"The real surprise is just how much novel diversity we found in the United States, a place that most of the public would probably think has been surveyed really well," said Hamilton, who was with Auburn University Museum of Natural History in Alabama during the research.
Tarantulas are notorious for having morphological characteristics that stymie efforts to define species, Hamilton said. The team collected specimens though fieldwork and a "citizen science" program
to which the public could contribute. Researchers used genomics, a branch of molecular biology concerned with the structure, function, evolution and mapping of genomes, to examine species boundaries within the group.
Aphonopelma johnnycashi was thought to be part of another species found in the foothills along the western Sierra Nevadas, Hamilton said. A closer look across the distribution at their structure, DNA and ecological variables indicated some specimens were unique and warranted being a separate species due to their evolutionary trajectory, Hamilton said.
"Species underlie pretty much everything we do in biology, so it's very important for researchers to have a solid understanding of the species we are using in our research," Hamilton said.
While naming a new species after a famous person makes for good headlines, most species are named for unique characteristics or provenance. Another newly discovered species, the Aphonopelma xwalxwal, can be found in the area where Cahuilla Native Americans are from, and the word "xwalxwal" means "spider" in their language, said Hamilton, a member of the Chickasaw Nation in Oklahoma. Another, Aphonopelma madera, was named for mountain ranges in the "sky islands" region of Arizona.

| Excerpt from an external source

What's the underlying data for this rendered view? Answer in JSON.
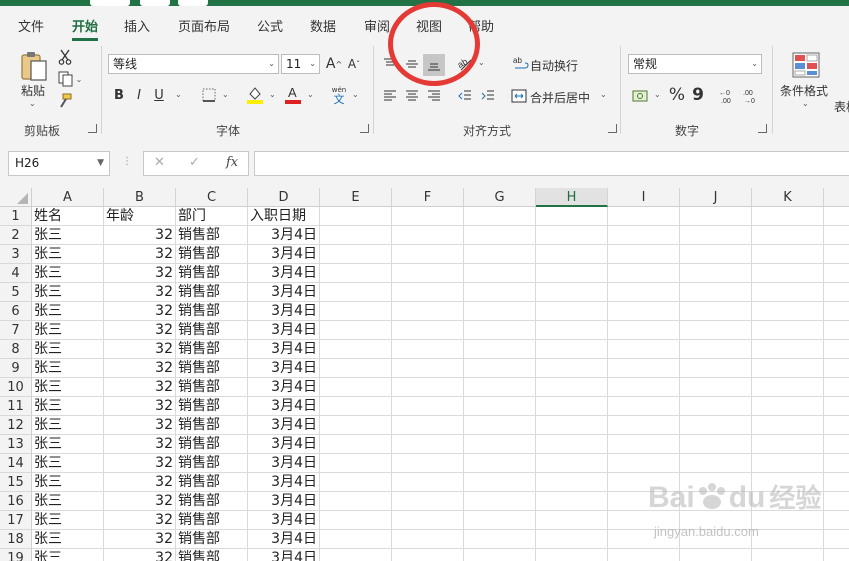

None of the species are in immediate danger of going extinct, Hamilton said. But many live in habitats where climate, human expansion and habitat degradation are likely to be a major influence on their future.